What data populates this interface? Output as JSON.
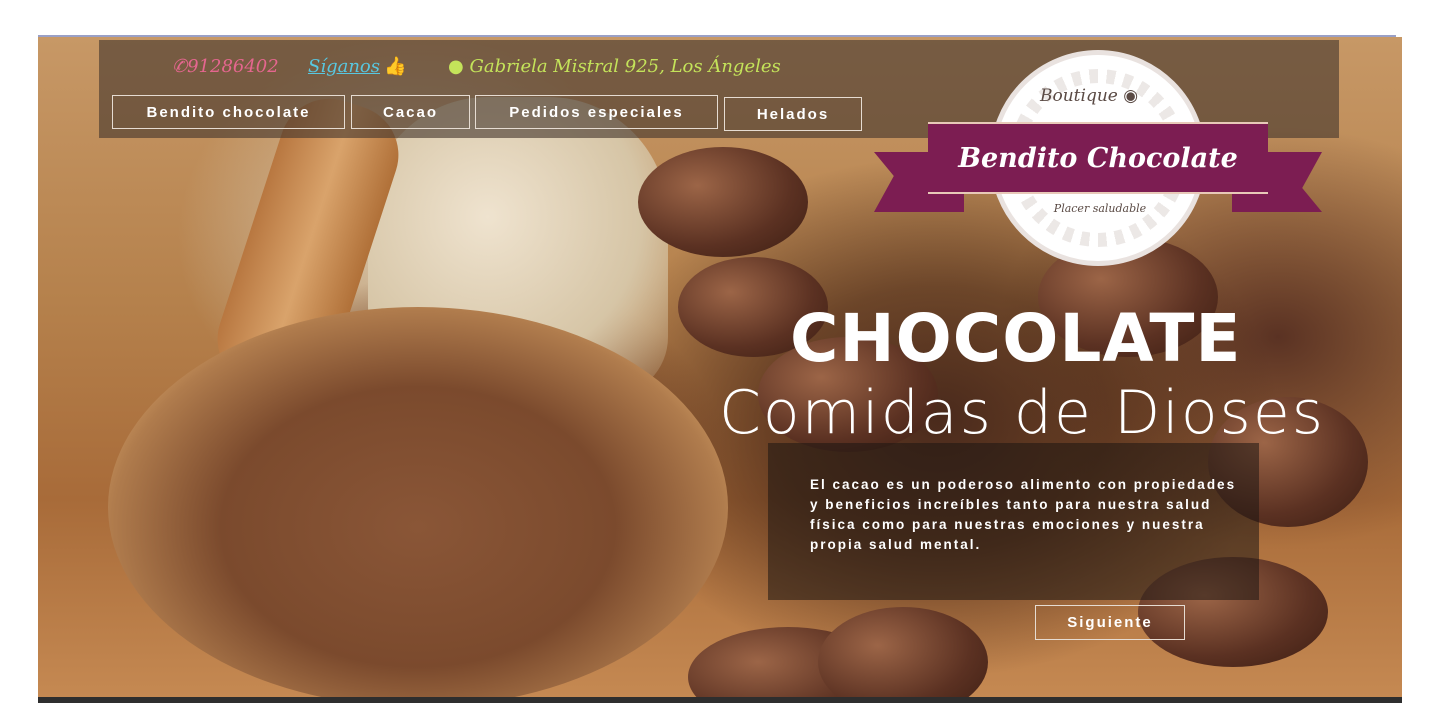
{
  "header": {
    "phone": "91286402",
    "follow_label": "Síganos",
    "address": "Gabriela Mistral 925, Los Ángeles"
  },
  "nav": {
    "items": [
      {
        "label": "Bendito chocolate"
      },
      {
        "label": "Cacao"
      },
      {
        "label": "Pedidos especiales"
      },
      {
        "label": "Helados"
      }
    ]
  },
  "logo": {
    "boutique": "Boutique",
    "name": "Bendito Chocolate",
    "tagline": "Placer saludable"
  },
  "hero": {
    "title": "CHOCOLATE",
    "subtitle": "Comidas de Dioses",
    "description": "El cacao es un poderoso alimento con propiedades y beneficios increíbles tanto para nuestra salud física como para nuestras emociones y nuestra propia salud mental.",
    "next_label": "Siguiente"
  },
  "icons": {
    "phone": "phone-icon",
    "thumb": "thumbs-up-icon",
    "location": "location-pin-icon",
    "coffee": "coffee-bean-icon"
  },
  "colors": {
    "brand": "#7c1d52",
    "phone": "#e5668f",
    "follow": "#58c7e0",
    "address": "#c4e35a"
  }
}
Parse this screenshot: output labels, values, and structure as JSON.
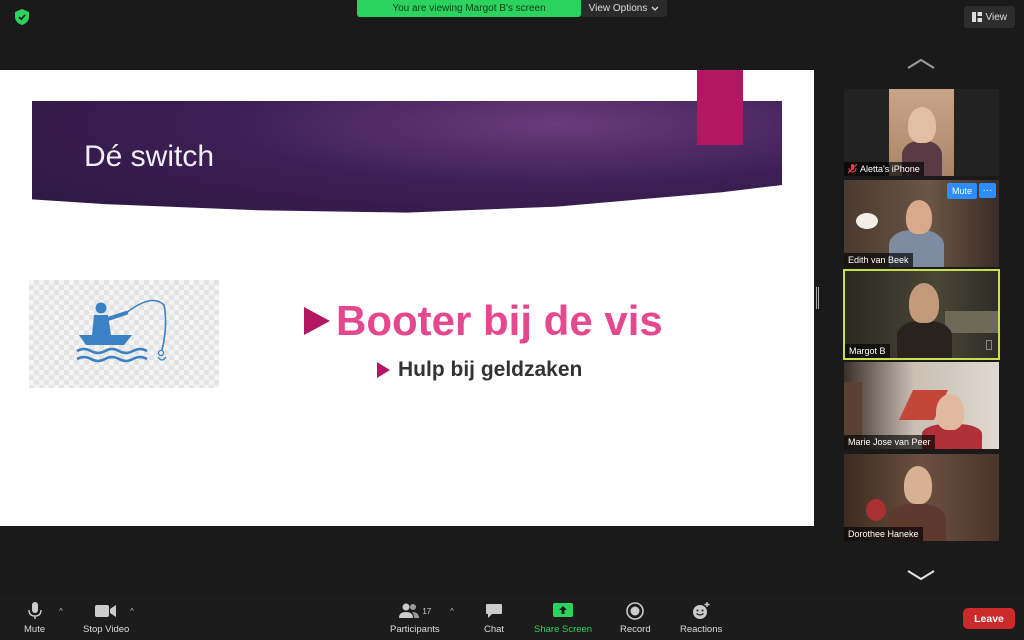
{
  "banner": {
    "text": "You are viewing Margot B's screen",
    "view_options": "View Options"
  },
  "view_button": {
    "label": "View"
  },
  "slide": {
    "title": "Dé switch",
    "bullet_main": "Booter bij de vis",
    "bullet_sub": "Hulp bij geldzaken"
  },
  "participants": [
    {
      "name": "Aletta's iPhone",
      "muted": true
    },
    {
      "name": "Edith van Beek",
      "hover_mute": "Mute",
      "hover_more": "···"
    },
    {
      "name": "Margot B",
      "active_speaker": true
    },
    {
      "name": "Marie Jose van Peer"
    },
    {
      "name": "Dorothee Haneke"
    }
  ],
  "toolbar": {
    "mute": "Mute",
    "stop_video": "Stop Video",
    "participants": "Participants",
    "participants_count": "17",
    "chat": "Chat",
    "share_screen": "Share Screen",
    "record": "Record",
    "reactions": "Reactions",
    "leave": "Leave"
  },
  "colors": {
    "banner_green": "#2bd25e",
    "accent_magenta": "#b31764",
    "bullet_pink": "#e6488f",
    "active_border": "#c8e04a",
    "leave_red": "#cc2a2a",
    "mute_blue": "#2d8cff"
  },
  "icons": {
    "security": "shield-check-icon",
    "view": "grid-view-icon",
    "fish": "fishing-boat-icon"
  }
}
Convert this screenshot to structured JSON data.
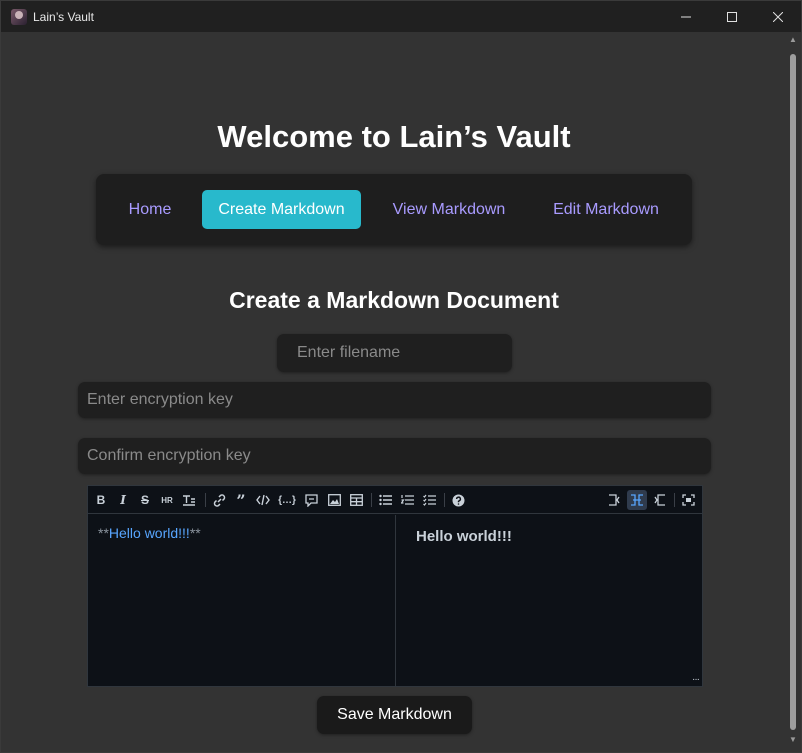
{
  "window": {
    "title": "Lain’s Vault",
    "controls": [
      "minimize-icon",
      "maximize-icon",
      "close-icon"
    ]
  },
  "page": {
    "title": "Welcome to Lain’s Vault"
  },
  "nav": {
    "items": [
      {
        "label": "Home",
        "active": false
      },
      {
        "label": "Create Markdown",
        "active": true
      },
      {
        "label": "View Markdown",
        "active": false
      },
      {
        "label": "Edit Markdown",
        "active": false
      }
    ]
  },
  "form": {
    "heading": "Create a Markdown Document",
    "filename": {
      "placeholder": "Enter filename",
      "value": ""
    },
    "encryption_key": {
      "placeholder": "Enter encryption key",
      "value": ""
    },
    "confirm_key": {
      "placeholder": "Confirm encryption key",
      "value": ""
    },
    "save_label": "Save Markdown"
  },
  "editor": {
    "toolbar": [
      "bold-icon",
      "italic-icon",
      "strikethrough-icon",
      "horizontal-rule-icon",
      "title-icon",
      "link-icon",
      "quote-icon",
      "code-icon",
      "code-block-icon",
      "comment-icon",
      "image-icon",
      "table-icon",
      "unordered-list-icon",
      "ordered-list-icon",
      "checked-list-icon",
      "help-icon",
      "edit-mode-icon",
      "live-mode-icon",
      "preview-mode-icon",
      "fullscreen-icon"
    ],
    "active_mode": "live",
    "source": {
      "prefix": "**",
      "text": "Hello world!!!",
      "suffix": "**"
    },
    "preview": "Hello world!!!",
    "colors": {
      "background": "#0d1117",
      "accent": "#58a6ff"
    }
  },
  "theme": {
    "nav_active_bg": "#28b9cc",
    "nav_link": "#a99bff"
  }
}
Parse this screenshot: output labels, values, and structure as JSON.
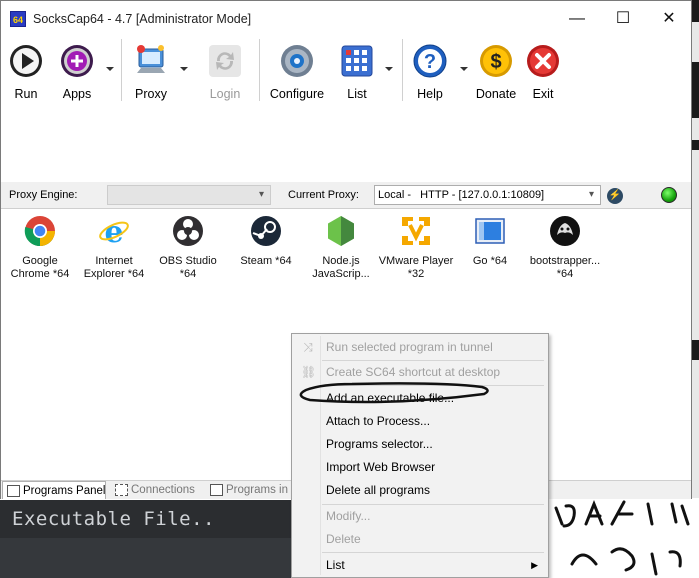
{
  "window": {
    "title": "SocksCap64 - 4.7 [Administrator Mode]",
    "app_icon_text": "64",
    "controls": {
      "minimize": "—",
      "maximize": "☐",
      "close": "✕"
    }
  },
  "toolbar": {
    "run": "Run",
    "apps": "Apps",
    "proxy": "Proxy",
    "login": "Login",
    "configure": "Configure",
    "list": "List",
    "help": "Help",
    "donate": "Donate",
    "exit": "Exit"
  },
  "proxy_bar": {
    "engine_label": "Proxy Engine:",
    "engine_value": "",
    "current_label": "Current Proxy:",
    "current_value": "Local -   HTTP - [127.0.0.1:10809]",
    "status_color": "#17a30e"
  },
  "programs": [
    {
      "name": "Google\nChrome *64",
      "icon": "chrome-icon"
    },
    {
      "name": "Internet\nExplorer *64",
      "icon": "internet-explorer-icon"
    },
    {
      "name": "OBS Studio\n*64",
      "icon": "obs-icon"
    },
    {
      "name": "Steam *64",
      "icon": "steam-icon"
    },
    {
      "name": "Node.js\nJavaScrip...",
      "icon": "nodejs-icon"
    },
    {
      "name": "VMware Player\n*32",
      "icon": "vmware-icon"
    },
    {
      "name": "Go *64",
      "icon": "go-icon"
    },
    {
      "name": "bootstrapper...\n*64",
      "icon": "bootstrapper-icon"
    }
  ],
  "tabs": {
    "programs_panel": "Programs Panel",
    "connections": "Connections",
    "programs_in_tunnel": "Programs in T"
  },
  "context_menu": {
    "run_in_tunnel": "Run selected program in tunnel",
    "create_shortcut": "Create SC64 shortcut at desktop",
    "add_executable": "Add an executable file...",
    "attach_process": "Attach to Process...",
    "programs_selector": "Programs selector...",
    "import_browser": "Import Web Browser",
    "delete_all": "Delete all programs",
    "modify": "Modify...",
    "delete": "Delete",
    "list": "List"
  },
  "terminal": {
    "text": "Executable File.."
  }
}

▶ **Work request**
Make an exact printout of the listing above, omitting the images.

▶ **Output of the exercise**
What data populates this interface? Output as JSON.
{
  "header": {
    "phone": "91286402",
    "follow_label": "Síganos",
    "address": "Gabriela Mistral 925, Los Ángeles"
  },
  "nav": {
    "items": [
      {
        "label": "Bendito chocolate"
      },
      {
        "label": "Cacao"
      },
      {
        "label": "Pedidos especiales"
      },
      {
        "label": "Helados"
      }
    ]
  },
  "logo": {
    "boutique": "Boutique",
    "name": "Bendito Chocolate",
    "tagline": "Placer saludable"
  },
  "hero": {
    "title": "CHOCOLATE",
    "subtitle": "Comidas de Dioses",
    "description": "El cacao es un poderoso alimento con propiedades y beneficios increíbles tanto para nuestra salud física como para nuestras emociones y nuestra propia salud mental.",
    "next_label": "Siguiente"
  },
  "icons": {
    "phone": "phone-icon",
    "thumb": "thumbs-up-icon",
    "location": "location-pin-icon",
    "coffee": "coffee-bean-icon"
  },
  "colors": {
    "brand": "#7c1d52",
    "phone": "#e5668f",
    "follow": "#58c7e0",
    "address": "#c4e35a"
  }
}
Parse this screenshot: output labels, values, and structure as JSON.
{
  "banner": {
    "text": "You are viewing Margot B's screen",
    "view_options": "View Options"
  },
  "view_button": {
    "label": "View"
  },
  "slide": {
    "title": "Dé switch",
    "bullet_main": "Booter bij de vis",
    "bullet_sub": "Hulp bij geldzaken"
  },
  "participants": [
    {
      "name": "Aletta's iPhone",
      "muted": true
    },
    {
      "name": "Edith van Beek",
      "hover_mute": "Mute",
      "hover_more": "···"
    },
    {
      "name": "Margot B",
      "active_speaker": true
    },
    {
      "name": "Marie Jose van Peer"
    },
    {
      "name": "Dorothee Haneke"
    }
  ],
  "toolbar": {
    "mute": "Mute",
    "stop_video": "Stop Video",
    "participants": "Participants",
    "participants_count": "17",
    "chat": "Chat",
    "share_screen": "Share Screen",
    "record": "Record",
    "reactions": "Reactions",
    "leave": "Leave"
  },
  "colors": {
    "banner_green": "#2bd25e",
    "accent_magenta": "#b31764",
    "bullet_pink": "#e6488f",
    "active_border": "#c8e04a",
    "leave_red": "#cc2a2a",
    "mute_blue": "#2d8cff"
  },
  "icons": {
    "security": "shield-check-icon",
    "view": "grid-view-icon",
    "fish": "fishing-boat-icon"
  }
}
Convert this screenshot to structured JSON data.
{
  "window": {
    "title": "Lain’s Vault",
    "controls": [
      "minimize-icon",
      "maximize-icon",
      "close-icon"
    ]
  },
  "page": {
    "title": "Welcome to Lain’s Vault"
  },
  "nav": {
    "items": [
      {
        "label": "Home",
        "active": false
      },
      {
        "label": "Create Markdown",
        "active": true
      },
      {
        "label": "View Markdown",
        "active": false
      },
      {
        "label": "Edit Markdown",
        "active": false
      }
    ]
  },
  "form": {
    "heading": "Create a Markdown Document",
    "filename": {
      "placeholder": "Enter filename",
      "value": ""
    },
    "encryption_key": {
      "placeholder": "Enter encryption key",
      "value": ""
    },
    "confirm_key": {
      "placeholder": "Confirm encryption key",
      "value": ""
    },
    "save_label": "Save Markdown"
  },
  "editor": {
    "toolbar": [
      "bold-icon",
      "italic-icon",
      "strikethrough-icon",
      "horizontal-rule-icon",
      "title-icon",
      "link-icon",
      "quote-icon",
      "code-icon",
      "code-block-icon",
      "comment-icon",
      "image-icon",
      "table-icon",
      "unordered-list-icon",
      "ordered-list-icon",
      "checked-list-icon",
      "help-icon",
      "edit-mode-icon",
      "live-mode-icon",
      "preview-mode-icon",
      "fullscreen-icon"
    ],
    "active_mode": "live",
    "source": {
      "prefix": "**",
      "text": "Hello world!!!",
      "suffix": "**"
    },
    "preview": "Hello world!!!",
    "colors": {
      "background": "#0d1117",
      "accent": "#58a6ff"
    }
  },
  "theme": {
    "nav_active_bg": "#28b9cc",
    "nav_link": "#a99bff"
  }
}
Parse this screenshot: output labels, values, and structure as JSON.
{
  "window": {
    "title": "SocksCap64 - 4.7 [Administrator Mode]",
    "app_icon_text": "64",
    "controls": {
      "minimize": "—",
      "maximize": "☐",
      "close": "✕"
    }
  },
  "toolbar": {
    "run": "Run",
    "apps": "Apps",
    "proxy": "Proxy",
    "login": "Login",
    "configure": "Configure",
    "list": "List",
    "help": "Help",
    "donate": "Donate",
    "exit": "Exit"
  },
  "proxy_bar": {
    "engine_label": "Proxy Engine:",
    "engine_value": "",
    "current_label": "Current Proxy:",
    "current_value": "Local -   HTTP - [127.0.0.1:10809]",
    "status_color": "#17a30e"
  },
  "programs": [
    {
      "name": "Google\nChrome *64",
      "icon": "chrome-icon"
    },
    {
      "name": "Internet\nExplorer *64",
      "icon": "internet-explorer-icon"
    },
    {
      "name": "OBS Studio\n*64",
      "icon": "obs-icon"
    },
    {
      "name": "Steam *64",
      "icon": "steam-icon"
    },
    {
      "name": "Node.js\nJavaScrip...",
      "icon": "nodejs-icon"
    },
    {
      "name": "VMware Player\n*32",
      "icon": "vmware-icon"
    },
    {
      "name": "Go *64",
      "icon": "go-icon"
    },
    {
      "name": "bootstrapper...\n*64",
      "icon": "bootstrapper-icon"
    }
  ],
  "tabs": {
    "programs_panel": "Programs Panel",
    "connections": "Connections",
    "programs_in_tunnel": "Programs in T"
  },
  "context_menu": {
    "run_in_tunnel": "Run selected program in tunnel",
    "create_shortcut": "Create SC64 shortcut at desktop",
    "add_executable": "Add an executable file...",
    "attach_process": "Attach to Process...",
    "programs_selector": "Programs selector...",
    "import_browser": "Import Web Browser",
    "delete_all": "Delete all programs",
    "modify": "Modify...",
    "delete": "Delete",
    "list": "List"
  },
  "terminal": {
    "text": "Executable File.."
  }
}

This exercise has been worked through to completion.